Pachouych 35 666- 631 Aravan 20 496- 476
Kornak 8 631- 623 Nerseh 35 476- 441
Phavos 17 623- 606 Zarah 46 441- 395
Armog 9 395- 386 Neoptolemus 2 323- 321
Bagam 14 386- 372 Hrant II, or 4 321- 317
Van 20 372- 352 Ardoates 33 317- 284 Vahe 23 352- 329 (20) (352-332) Hrant II, or 45 284- 239 died in war with Alexander Orontes the Great
Artavazanes 50 239-189 Mihram 6 329- 323 a Persian appointed by Artaxias 30 189-159 Alexander Artavazd 10 159-149

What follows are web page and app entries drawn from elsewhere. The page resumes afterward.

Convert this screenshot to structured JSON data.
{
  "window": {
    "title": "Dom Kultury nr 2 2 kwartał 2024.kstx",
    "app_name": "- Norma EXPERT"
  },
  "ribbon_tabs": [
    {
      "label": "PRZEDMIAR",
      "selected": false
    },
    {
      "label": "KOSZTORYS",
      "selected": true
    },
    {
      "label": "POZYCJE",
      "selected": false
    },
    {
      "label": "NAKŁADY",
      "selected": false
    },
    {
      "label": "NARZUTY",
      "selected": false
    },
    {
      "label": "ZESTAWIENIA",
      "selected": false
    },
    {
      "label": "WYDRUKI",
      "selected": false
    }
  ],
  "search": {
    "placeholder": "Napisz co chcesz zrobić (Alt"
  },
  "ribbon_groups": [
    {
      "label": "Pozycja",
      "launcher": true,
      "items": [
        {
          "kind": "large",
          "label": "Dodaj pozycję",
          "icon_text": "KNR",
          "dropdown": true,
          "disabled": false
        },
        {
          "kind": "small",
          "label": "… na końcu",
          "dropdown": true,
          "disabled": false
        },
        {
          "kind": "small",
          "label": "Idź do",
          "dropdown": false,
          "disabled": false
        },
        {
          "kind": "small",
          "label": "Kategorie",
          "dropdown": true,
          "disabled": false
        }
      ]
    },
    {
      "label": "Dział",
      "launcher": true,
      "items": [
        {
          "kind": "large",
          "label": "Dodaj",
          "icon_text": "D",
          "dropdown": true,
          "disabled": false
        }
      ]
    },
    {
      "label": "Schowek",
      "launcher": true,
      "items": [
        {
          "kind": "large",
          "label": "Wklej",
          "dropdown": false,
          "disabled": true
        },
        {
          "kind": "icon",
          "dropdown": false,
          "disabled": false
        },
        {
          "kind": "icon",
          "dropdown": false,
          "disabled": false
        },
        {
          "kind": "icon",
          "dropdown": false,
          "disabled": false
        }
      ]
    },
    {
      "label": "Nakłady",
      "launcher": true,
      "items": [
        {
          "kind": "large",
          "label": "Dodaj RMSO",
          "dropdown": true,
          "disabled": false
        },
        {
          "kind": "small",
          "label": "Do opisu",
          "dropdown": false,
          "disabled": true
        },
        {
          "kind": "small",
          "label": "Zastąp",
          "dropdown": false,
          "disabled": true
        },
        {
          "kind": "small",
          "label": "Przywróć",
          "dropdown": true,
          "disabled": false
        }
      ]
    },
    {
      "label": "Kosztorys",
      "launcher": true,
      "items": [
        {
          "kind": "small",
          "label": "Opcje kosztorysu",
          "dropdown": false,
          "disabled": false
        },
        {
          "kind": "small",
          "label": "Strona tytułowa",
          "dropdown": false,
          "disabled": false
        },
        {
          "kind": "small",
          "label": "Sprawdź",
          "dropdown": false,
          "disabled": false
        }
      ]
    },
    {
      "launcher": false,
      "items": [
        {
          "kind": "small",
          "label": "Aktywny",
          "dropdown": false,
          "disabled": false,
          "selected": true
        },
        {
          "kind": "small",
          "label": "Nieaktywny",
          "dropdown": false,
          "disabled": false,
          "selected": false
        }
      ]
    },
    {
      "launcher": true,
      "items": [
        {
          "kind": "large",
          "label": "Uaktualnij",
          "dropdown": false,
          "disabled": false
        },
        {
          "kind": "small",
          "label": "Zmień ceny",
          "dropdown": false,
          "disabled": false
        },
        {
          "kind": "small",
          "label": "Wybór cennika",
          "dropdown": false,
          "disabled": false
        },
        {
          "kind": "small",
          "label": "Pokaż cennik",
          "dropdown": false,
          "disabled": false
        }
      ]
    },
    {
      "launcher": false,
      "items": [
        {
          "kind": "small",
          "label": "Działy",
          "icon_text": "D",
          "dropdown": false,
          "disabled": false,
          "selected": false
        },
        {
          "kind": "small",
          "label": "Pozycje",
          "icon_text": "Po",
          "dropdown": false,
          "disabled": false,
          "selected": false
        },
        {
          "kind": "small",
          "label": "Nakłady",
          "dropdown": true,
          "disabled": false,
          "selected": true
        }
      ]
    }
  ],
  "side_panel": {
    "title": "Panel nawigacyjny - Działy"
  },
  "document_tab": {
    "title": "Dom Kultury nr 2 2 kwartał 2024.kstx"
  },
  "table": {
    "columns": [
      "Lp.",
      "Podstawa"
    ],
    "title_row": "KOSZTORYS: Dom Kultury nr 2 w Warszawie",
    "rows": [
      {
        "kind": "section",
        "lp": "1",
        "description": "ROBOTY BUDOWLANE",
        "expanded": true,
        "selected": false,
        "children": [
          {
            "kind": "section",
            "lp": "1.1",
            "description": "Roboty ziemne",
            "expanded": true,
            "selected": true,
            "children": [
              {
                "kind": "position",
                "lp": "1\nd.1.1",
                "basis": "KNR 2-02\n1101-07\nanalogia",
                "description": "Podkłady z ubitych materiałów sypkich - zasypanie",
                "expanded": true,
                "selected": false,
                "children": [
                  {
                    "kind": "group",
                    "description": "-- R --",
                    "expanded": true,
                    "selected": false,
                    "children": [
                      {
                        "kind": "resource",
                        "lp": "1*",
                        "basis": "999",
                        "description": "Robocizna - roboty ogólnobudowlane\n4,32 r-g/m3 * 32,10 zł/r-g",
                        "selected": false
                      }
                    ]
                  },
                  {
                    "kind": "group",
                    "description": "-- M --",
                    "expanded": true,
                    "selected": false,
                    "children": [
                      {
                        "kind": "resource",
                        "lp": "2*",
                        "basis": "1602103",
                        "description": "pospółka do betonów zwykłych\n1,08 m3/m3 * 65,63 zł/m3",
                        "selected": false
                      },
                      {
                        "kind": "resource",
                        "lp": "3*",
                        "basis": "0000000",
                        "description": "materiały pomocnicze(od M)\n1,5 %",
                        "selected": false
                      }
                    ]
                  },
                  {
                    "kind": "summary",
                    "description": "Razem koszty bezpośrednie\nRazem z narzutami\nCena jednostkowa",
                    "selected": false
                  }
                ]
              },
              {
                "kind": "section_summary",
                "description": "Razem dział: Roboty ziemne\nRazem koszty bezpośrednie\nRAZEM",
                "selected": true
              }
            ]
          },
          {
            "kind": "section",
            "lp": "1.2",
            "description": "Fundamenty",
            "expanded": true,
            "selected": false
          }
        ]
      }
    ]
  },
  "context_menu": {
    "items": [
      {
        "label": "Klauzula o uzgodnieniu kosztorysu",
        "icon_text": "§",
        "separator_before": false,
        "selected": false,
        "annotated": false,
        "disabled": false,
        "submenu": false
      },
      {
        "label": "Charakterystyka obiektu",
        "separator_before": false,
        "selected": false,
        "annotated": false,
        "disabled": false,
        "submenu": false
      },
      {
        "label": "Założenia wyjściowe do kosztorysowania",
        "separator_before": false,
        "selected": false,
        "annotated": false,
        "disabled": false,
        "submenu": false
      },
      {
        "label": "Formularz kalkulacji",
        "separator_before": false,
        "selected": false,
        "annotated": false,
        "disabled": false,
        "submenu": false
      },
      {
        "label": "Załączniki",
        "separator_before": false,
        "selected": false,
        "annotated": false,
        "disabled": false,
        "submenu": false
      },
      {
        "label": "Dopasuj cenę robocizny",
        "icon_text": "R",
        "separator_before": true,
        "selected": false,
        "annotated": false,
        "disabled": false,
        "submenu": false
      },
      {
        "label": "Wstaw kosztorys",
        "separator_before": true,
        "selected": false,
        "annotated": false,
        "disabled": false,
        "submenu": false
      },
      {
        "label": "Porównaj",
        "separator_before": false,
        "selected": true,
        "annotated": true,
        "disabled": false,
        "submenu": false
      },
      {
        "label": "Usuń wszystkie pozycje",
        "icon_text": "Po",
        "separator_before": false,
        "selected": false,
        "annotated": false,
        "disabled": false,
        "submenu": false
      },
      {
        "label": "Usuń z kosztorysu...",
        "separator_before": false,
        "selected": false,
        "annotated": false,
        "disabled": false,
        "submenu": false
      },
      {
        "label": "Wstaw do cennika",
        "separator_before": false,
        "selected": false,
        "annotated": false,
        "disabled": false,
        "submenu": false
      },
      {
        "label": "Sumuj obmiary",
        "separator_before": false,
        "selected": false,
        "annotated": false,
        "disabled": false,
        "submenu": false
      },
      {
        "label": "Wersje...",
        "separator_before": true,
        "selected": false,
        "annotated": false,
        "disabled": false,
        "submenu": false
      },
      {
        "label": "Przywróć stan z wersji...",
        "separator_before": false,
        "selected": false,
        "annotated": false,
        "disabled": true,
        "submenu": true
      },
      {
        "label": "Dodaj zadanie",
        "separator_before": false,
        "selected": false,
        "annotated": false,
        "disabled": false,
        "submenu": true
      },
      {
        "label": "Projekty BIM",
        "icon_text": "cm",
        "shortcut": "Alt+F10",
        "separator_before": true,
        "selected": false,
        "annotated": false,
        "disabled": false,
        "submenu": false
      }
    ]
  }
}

Kurkjian's "History of Armenia" may be consulted for succeeding periods. Armenian history commences with a settlement of colonists in 2247, seven years after the episode at Babel. These colonists were subject to the rulers in Babylonia for 139 years. They gained their independence in 2108. This date is traditionally assigned to Haik, but rightfully belongs to Aram. Armenian history clearly places the family of Aram contemporary with Semiramis and Ninyas. Since Togarmah settled Armenia earlier than Aram, the line of Aram was inserted after the line of Gomer. It should have been made parallel. The family of Gomer continued down to the time of Paret in 1663. Note that the period assigned to Gomer and Togarmah in Armenian history corresponds with Italian and Spanish history. The white branch of the family was settling in Europe, while the Oriental branch migrated eastward. It appears that Ul, the son of Aram who settled Armenia, is Ara — the "r" replacing the "l".